TASK OBJECTIVE
Each entry needs to be reproduced exactly, with none left out.

(Excerpts from an interface dataset)

|---|

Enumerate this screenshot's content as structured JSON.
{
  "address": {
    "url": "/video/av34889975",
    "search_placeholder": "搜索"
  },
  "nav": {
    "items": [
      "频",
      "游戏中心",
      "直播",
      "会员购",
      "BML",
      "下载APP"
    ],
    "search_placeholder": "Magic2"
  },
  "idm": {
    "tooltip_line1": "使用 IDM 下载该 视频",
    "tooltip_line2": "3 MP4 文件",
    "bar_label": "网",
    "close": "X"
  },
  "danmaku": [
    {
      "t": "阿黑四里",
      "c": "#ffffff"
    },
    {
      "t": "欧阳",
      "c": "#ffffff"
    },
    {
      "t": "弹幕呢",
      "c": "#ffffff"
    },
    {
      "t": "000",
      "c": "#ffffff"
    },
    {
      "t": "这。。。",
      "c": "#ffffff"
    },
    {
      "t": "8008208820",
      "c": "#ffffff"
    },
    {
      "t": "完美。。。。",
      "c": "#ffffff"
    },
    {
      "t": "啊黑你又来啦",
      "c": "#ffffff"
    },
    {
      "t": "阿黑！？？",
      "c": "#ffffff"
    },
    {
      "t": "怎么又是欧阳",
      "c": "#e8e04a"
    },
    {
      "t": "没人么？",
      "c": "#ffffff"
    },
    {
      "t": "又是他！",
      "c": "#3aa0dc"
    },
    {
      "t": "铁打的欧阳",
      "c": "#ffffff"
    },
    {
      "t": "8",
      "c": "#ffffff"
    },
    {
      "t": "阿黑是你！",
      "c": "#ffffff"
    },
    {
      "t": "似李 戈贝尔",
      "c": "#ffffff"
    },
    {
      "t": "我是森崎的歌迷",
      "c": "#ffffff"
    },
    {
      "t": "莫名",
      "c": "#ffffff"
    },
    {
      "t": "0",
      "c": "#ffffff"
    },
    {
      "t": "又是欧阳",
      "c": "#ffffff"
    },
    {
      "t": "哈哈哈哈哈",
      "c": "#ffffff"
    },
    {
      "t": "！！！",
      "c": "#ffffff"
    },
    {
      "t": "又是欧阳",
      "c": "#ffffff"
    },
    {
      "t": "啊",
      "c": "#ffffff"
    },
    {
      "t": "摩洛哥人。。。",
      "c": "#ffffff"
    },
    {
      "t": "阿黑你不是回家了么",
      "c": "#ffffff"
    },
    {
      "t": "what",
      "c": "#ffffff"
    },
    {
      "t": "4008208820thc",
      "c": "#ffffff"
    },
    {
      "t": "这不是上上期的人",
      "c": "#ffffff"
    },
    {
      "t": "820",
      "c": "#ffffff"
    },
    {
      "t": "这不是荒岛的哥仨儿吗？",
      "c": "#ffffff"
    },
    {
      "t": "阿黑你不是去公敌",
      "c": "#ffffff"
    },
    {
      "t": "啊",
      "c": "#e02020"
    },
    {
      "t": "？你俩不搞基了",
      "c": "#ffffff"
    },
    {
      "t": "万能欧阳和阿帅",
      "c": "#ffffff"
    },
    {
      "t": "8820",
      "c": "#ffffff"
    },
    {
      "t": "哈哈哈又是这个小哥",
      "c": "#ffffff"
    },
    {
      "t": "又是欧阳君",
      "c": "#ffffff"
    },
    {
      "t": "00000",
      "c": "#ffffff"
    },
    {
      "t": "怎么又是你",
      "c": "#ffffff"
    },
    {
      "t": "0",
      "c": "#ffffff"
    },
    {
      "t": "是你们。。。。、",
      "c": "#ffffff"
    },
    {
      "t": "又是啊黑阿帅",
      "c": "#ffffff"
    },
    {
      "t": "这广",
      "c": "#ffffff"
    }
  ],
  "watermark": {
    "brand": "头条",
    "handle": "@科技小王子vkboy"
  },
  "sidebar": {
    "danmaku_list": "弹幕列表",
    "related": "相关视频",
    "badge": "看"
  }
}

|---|

TASK SOLUTION
Enumerate this screenshot's content as structured JSON.
{
  "address": {
    "url": "/video/av34889975",
    "search_placeholder": "搜索"
  },
  "nav": {
    "items": [
      "频",
      "游戏中心",
      "直播",
      "会员购",
      "BML",
      "下载APP"
    ],
    "search_placeholder": "Magic2"
  },
  "idm": {
    "tooltip_line1": "使用 IDM 下载该 视频",
    "tooltip_line2": "3 MP4 文件",
    "bar_label": "网",
    "close": "X"
  },
  "danmaku": [
    {
      "t": "阿黑四里",
      "c": "#ffffff"
    },
    {
      "t": "欧阳",
      "c": "#ffffff"
    },
    {
      "t": "弹幕呢",
      "c": "#ffffff"
    },
    {
      "t": "000",
      "c": "#ffffff"
    },
    {
      "t": "这。。。",
      "c": "#ffffff"
    },
    {
      "t": "8008208820",
      "c": "#ffffff"
    },
    {
      "t": "完美。。。。",
      "c": "#ffffff"
    },
    {
      "t": "啊黑你又来啦",
      "c": "#ffffff"
    },
    {
      "t": "阿黑！？？",
      "c": "#ffffff"
    },
    {
      "t": "怎么又是欧阳",
      "c": "#e8e04a"
    },
    {
      "t": "没人么？",
      "c": "#ffffff"
    },
    {
      "t": "又是他！",
      "c": "#3aa0dc"
    },
    {
      "t": "铁打的欧阳",
      "c": "#ffffff"
    },
    {
      "t": "8",
      "c": "#ffffff"
    },
    {
      "t": "阿黑是你！",
      "c": "#ffffff"
    },
    {
      "t": "似李 戈贝尔",
      "c": "#ffffff"
    },
    {
      "t": "我是森崎的歌迷",
      "c": "#ffffff"
    },
    {
      "t": "莫名",
      "c": "#ffffff"
    },
    {
      "t": "0",
      "c": "#ffffff"
    },
    {
      "t": "又是欧阳",
      "c": "#ffffff"
    },
    {
      "t": "哈哈哈哈哈",
      "c": "#ffffff"
    },
    {
      "t": "！！！",
      "c": "#ffffff"
    },
    {
      "t": "又是欧阳",
      "c": "#ffffff"
    },
    {
      "t": "啊",
      "c": "#ffffff"
    },
    {
      "t": "摩洛哥人。。。",
      "c": "#ffffff"
    },
    {
      "t": "阿黑你不是回家了么",
      "c": "#ffffff"
    },
    {
      "t": "what",
      "c": "#ffffff"
    },
    {
      "t": "4008208820thc",
      "c": "#ffffff"
    },
    {
      "t": "这不是上上期的人",
      "c": "#ffffff"
    },
    {
      "t": "820",
      "c": "#ffffff"
    },
    {
      "t": "这不是荒岛的哥仨儿吗？",
      "c": "#ffffff"
    },
    {
      "t": "阿黑你不是去公敌",
      "c": "#ffffff"
    },
    {
      "t": "啊",
      "c": "#e02020"
    },
    {
      "t": "？你俩不搞基了",
      "c": "#ffffff"
    },
    {
      "t": "万能欧阳和阿帅",
      "c": "#ffffff"
    },
    {
      "t": "8820",
      "c": "#ffffff"
    },
    {
      "t": "哈哈哈又是这个小哥",
      "c": "#ffffff"
    },
    {
      "t": "又是欧阳君",
      "c": "#ffffff"
    },
    {
      "t": "00000",
      "c": "#ffffff"
    },
    {
      "t": "怎么又是你",
      "c": "#ffffff"
    },
    {
      "t": "0",
      "c": "#ffffff"
    },
    {
      "t": "是你们。。。。、",
      "c": "#ffffff"
    },
    {
      "t": "又是啊黑阿帅",
      "c": "#ffffff"
    },
    {
      "t": "这广",
      "c": "#ffffff"
    }
  ],
  "watermark": {
    "brand": "头条",
    "handle": "@科技小王子vkboy"
  },
  "sidebar": {
    "danmaku_list": "弹幕列表",
    "related": "相关视频",
    "badge": "看"
  }
}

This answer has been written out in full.